The Continuing Risk of Nuclear War How Citizen-Scientists Can Help Reduce the Threat
Prof. Frank N. von Hippel
Senior research physicist and professor of public and international affairs emeritus
with Princeton’s Program on Science & Global Security
The danger of deliberate nuclear use diminished with the end of the Cold War but has increased again with President Putin’s threats of nuclear use in case NATO crosses an undefined line in its support of Ukraine.
A large fraction of U.S. and Russian strategic missiles remain in their Cold War launch-on-warning postures. The danger of accidental nuclear war may have increased in an era when hackers are able penetrate our most sensitive computer systems.
With both Russia and the U.S. actively replacing their nuclear weapons with “modern” versions, China building up its nuclear arsenal and six other nuclear-armed states, there is no end in sight. Physicists, starting with Niels Bohr and Leo Szilard, invented nuclear arms control. It is time to engage again. The American Physical Society has supported the establishment of a new Physicists Coalition for Nuclear Threat Reduction – now numbering 700 – to help physicists educate themselves and their Representatives and Senators on the dangers and policies that could reduce them.
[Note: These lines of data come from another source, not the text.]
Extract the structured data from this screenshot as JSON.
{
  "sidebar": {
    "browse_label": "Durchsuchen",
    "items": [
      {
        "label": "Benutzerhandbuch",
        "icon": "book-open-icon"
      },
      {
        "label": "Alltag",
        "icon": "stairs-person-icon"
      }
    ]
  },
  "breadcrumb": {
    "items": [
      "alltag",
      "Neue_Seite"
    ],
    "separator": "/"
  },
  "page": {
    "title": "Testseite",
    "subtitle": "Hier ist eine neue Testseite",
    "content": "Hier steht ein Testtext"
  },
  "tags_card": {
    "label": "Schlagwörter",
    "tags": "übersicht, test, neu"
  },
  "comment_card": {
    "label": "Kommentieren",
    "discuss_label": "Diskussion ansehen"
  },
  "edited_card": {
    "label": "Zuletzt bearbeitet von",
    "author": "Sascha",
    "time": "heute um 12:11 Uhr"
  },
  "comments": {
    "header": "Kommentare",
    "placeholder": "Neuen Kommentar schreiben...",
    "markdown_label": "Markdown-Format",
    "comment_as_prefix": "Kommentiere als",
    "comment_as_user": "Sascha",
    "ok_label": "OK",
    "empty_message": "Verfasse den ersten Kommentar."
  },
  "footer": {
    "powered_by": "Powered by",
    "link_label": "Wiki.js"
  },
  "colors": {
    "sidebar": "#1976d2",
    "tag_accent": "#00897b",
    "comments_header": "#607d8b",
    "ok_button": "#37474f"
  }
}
Frank N. von Hippel, a nuclear physicist by training, is emeritus professor of public and international affairs at Princeton University. The focus of his research and policy activism is on nuclear arms control and nonproliferation. He co-founded Princeton University’s Program on Science and Global Security and, during 1993-4, served as Assistant Director for National Security in the White House Office of Science and Technology Policy.
Hosted by Prof. Brodeur